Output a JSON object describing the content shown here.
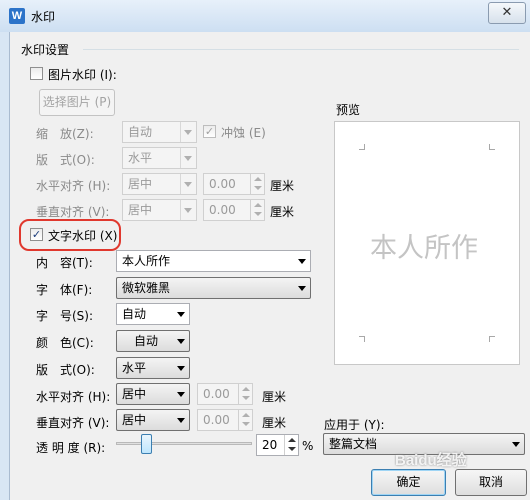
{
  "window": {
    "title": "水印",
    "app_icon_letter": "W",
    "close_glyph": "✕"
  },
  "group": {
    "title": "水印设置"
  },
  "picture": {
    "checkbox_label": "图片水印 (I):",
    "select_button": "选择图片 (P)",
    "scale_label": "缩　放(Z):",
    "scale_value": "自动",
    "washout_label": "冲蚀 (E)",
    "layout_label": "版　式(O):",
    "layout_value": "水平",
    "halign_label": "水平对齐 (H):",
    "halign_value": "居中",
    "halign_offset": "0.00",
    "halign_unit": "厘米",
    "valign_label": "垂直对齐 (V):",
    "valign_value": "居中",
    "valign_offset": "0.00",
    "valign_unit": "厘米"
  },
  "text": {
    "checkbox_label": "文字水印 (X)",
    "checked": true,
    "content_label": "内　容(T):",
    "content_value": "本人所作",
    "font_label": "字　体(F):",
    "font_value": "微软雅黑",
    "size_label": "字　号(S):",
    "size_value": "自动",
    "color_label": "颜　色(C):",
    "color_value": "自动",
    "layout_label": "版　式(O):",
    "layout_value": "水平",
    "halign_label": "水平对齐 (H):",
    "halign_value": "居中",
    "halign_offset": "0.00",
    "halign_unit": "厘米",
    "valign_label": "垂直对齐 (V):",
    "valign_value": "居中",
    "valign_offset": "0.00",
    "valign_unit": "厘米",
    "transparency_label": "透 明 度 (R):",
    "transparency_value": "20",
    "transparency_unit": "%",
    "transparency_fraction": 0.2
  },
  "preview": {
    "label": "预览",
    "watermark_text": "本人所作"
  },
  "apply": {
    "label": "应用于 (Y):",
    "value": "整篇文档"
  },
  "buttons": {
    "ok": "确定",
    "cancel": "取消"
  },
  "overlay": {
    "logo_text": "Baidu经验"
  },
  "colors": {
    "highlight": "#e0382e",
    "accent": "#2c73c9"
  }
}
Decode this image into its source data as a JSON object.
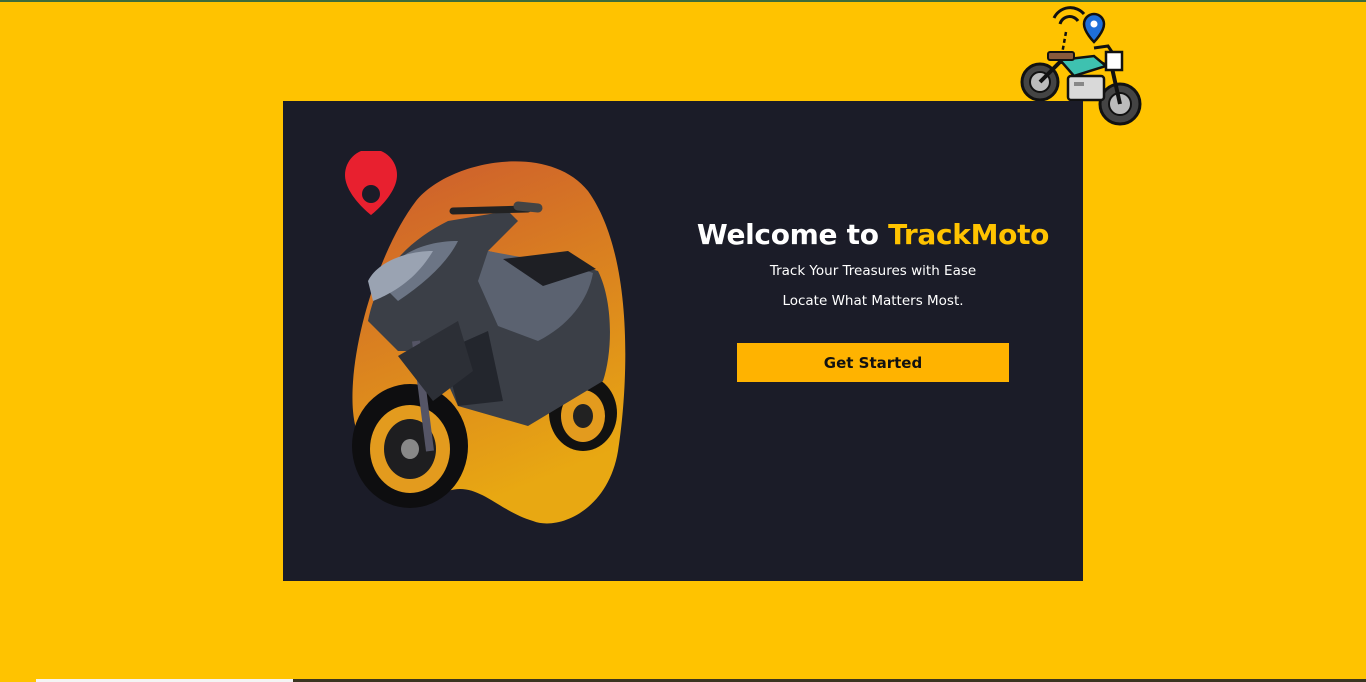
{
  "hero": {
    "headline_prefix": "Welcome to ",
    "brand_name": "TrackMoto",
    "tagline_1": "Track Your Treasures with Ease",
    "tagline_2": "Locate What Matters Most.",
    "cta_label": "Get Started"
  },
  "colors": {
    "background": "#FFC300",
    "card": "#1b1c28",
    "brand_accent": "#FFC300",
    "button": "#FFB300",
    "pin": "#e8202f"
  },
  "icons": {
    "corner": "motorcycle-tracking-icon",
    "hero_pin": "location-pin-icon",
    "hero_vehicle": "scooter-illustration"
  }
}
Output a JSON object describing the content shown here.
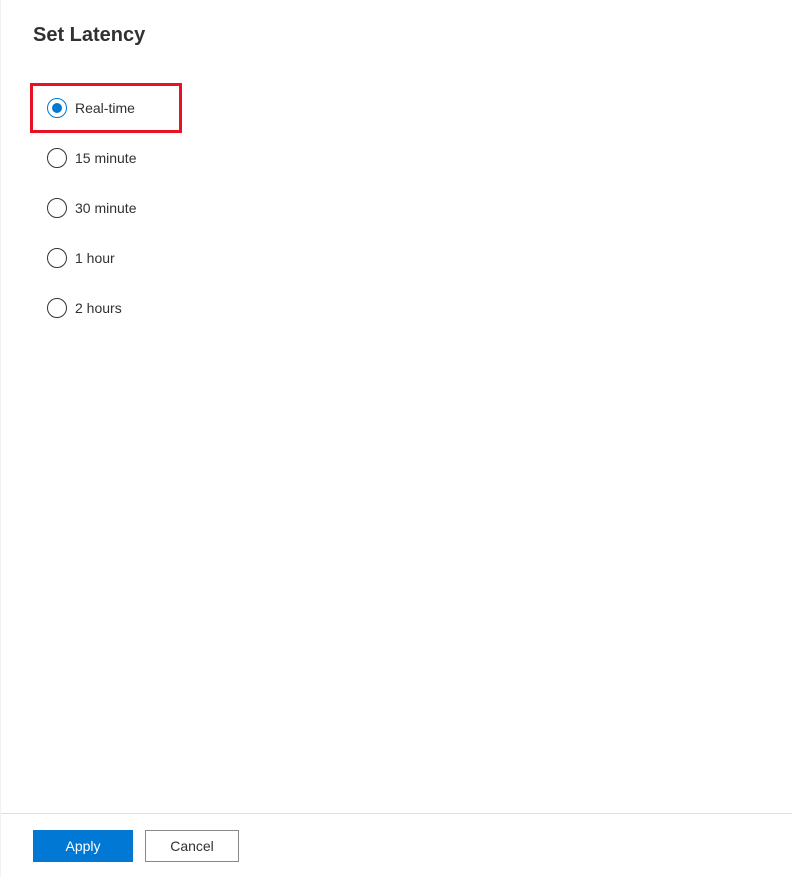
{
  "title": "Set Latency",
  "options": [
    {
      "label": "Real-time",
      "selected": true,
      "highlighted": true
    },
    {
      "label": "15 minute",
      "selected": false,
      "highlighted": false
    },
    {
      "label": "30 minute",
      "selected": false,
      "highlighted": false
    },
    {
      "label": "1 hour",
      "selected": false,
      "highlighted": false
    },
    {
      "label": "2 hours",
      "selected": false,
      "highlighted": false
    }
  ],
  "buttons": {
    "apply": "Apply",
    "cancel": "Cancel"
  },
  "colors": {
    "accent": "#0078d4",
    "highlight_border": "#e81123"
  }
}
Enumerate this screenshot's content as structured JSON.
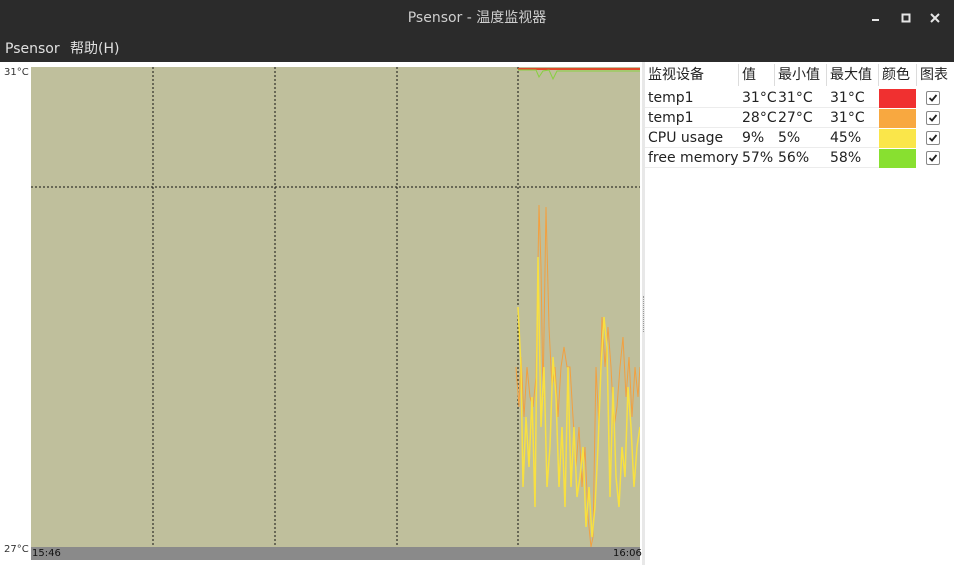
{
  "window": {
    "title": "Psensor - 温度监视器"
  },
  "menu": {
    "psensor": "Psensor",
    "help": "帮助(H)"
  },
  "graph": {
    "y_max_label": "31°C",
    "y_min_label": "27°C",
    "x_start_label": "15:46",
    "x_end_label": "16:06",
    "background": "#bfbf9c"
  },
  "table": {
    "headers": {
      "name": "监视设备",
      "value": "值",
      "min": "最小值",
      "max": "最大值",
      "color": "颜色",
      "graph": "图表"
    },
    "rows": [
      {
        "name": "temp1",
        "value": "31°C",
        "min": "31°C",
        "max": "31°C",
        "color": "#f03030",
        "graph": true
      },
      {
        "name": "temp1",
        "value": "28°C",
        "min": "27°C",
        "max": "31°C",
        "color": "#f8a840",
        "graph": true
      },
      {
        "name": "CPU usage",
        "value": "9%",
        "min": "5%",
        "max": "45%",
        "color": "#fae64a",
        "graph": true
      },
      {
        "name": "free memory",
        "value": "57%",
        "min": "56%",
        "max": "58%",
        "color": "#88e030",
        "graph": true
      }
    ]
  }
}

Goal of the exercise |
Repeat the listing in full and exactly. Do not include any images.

Solved exercise |
Output a JSON object describing the content shown here.
{
  "window": {
    "title": "水印",
    "app_icon_letter": "W",
    "close_glyph": "✕"
  },
  "group": {
    "title": "水印设置"
  },
  "picture": {
    "checkbox_label": "图片水印 (I):",
    "select_button": "选择图片 (P)",
    "scale_label": "缩　放(Z):",
    "scale_value": "自动",
    "washout_label": "冲蚀 (E)",
    "layout_label": "版　式(O):",
    "layout_value": "水平",
    "halign_label": "水平对齐 (H):",
    "halign_value": "居中",
    "halign_offset": "0.00",
    "halign_unit": "厘米",
    "valign_label": "垂直对齐 (V):",
    "valign_value": "居中",
    "valign_offset": "0.00",
    "valign_unit": "厘米"
  },
  "text": {
    "checkbox_label": "文字水印 (X)",
    "checked": true,
    "content_label": "内　容(T):",
    "content_value": "本人所作",
    "font_label": "字　体(F):",
    "font_value": "微软雅黑",
    "size_label": "字　号(S):",
    "size_value": "自动",
    "color_label": "颜　色(C):",
    "color_value": "自动",
    "layout_label": "版　式(O):",
    "layout_value": "水平",
    "halign_label": "水平对齐 (H):",
    "halign_value": "居中",
    "halign_offset": "0.00",
    "halign_unit": "厘米",
    "valign_label": "垂直对齐 (V):",
    "valign_value": "居中",
    "valign_offset": "0.00",
    "valign_unit": "厘米",
    "transparency_label": "透 明 度 (R):",
    "transparency_value": "20",
    "transparency_unit": "%",
    "transparency_fraction": 0.2
  },
  "preview": {
    "label": "预览",
    "watermark_text": "本人所作"
  },
  "apply": {
    "label": "应用于 (Y):",
    "value": "整篇文档"
  },
  "buttons": {
    "ok": "确定",
    "cancel": "取消"
  },
  "overlay": {
    "logo_text": "Baidu经验"
  },
  "colors": {
    "highlight": "#e0382e",
    "accent": "#2c73c9"
  }
}
Decode this image into its source data as a JSON object.
{
  "hero": {
    "headline_prefix": "Welcome to ",
    "brand_name": "TrackMoto",
    "tagline_1": "Track Your Treasures with Ease",
    "tagline_2": "Locate What Matters Most.",
    "cta_label": "Get Started"
  },
  "colors": {
    "background": "#FFC300",
    "card": "#1b1c28",
    "brand_accent": "#FFC300",
    "button": "#FFB300",
    "pin": "#e8202f"
  },
  "icons": {
    "corner": "motorcycle-tracking-icon",
    "hero_pin": "location-pin-icon",
    "hero_vehicle": "scooter-illustration"
  }
}
Output a JSON object describing the content shown here.
{
  "title": "Set Latency",
  "options": [
    {
      "label": "Real-time",
      "selected": true,
      "highlighted": true
    },
    {
      "label": "15 minute",
      "selected": false,
      "highlighted": false
    },
    {
      "label": "30 minute",
      "selected": false,
      "highlighted": false
    },
    {
      "label": "1 hour",
      "selected": false,
      "highlighted": false
    },
    {
      "label": "2 hours",
      "selected": false,
      "highlighted": false
    }
  ],
  "buttons": {
    "apply": "Apply",
    "cancel": "Cancel"
  },
  "colors": {
    "accent": "#0078d4",
    "highlight_border": "#e81123"
  }
}
Enumerate this screenshot's content as structured JSON.
{
  "window": {
    "title": "Psensor - 温度监视器"
  },
  "menu": {
    "psensor": "Psensor",
    "help": "帮助(H)"
  },
  "graph": {
    "y_max_label": "31°C",
    "y_min_label": "27°C",
    "x_start_label": "15:46",
    "x_end_label": "16:06",
    "background": "#bfbf9c"
  },
  "table": {
    "headers": {
      "name": "监视设备",
      "value": "值",
      "min": "最小值",
      "max": "最大值",
      "color": "颜色",
      "graph": "图表"
    },
    "rows": [
      {
        "name": "temp1",
        "value": "31°C",
        "min": "31°C",
        "max": "31°C",
        "color": "#f03030",
        "graph": true
      },
      {
        "name": "temp1",
        "value": "28°C",
        "min": "27°C",
        "max": "31°C",
        "color": "#f8a840",
        "graph": true
      },
      {
        "name": "CPU usage",
        "value": "9%",
        "min": "5%",
        "max": "45%",
        "color": "#fae64a",
        "graph": true
      },
      {
        "name": "free memory",
        "value": "57%",
        "min": "56%",
        "max": "58%",
        "color": "#88e030",
        "graph": true
      }
    ]
  }
}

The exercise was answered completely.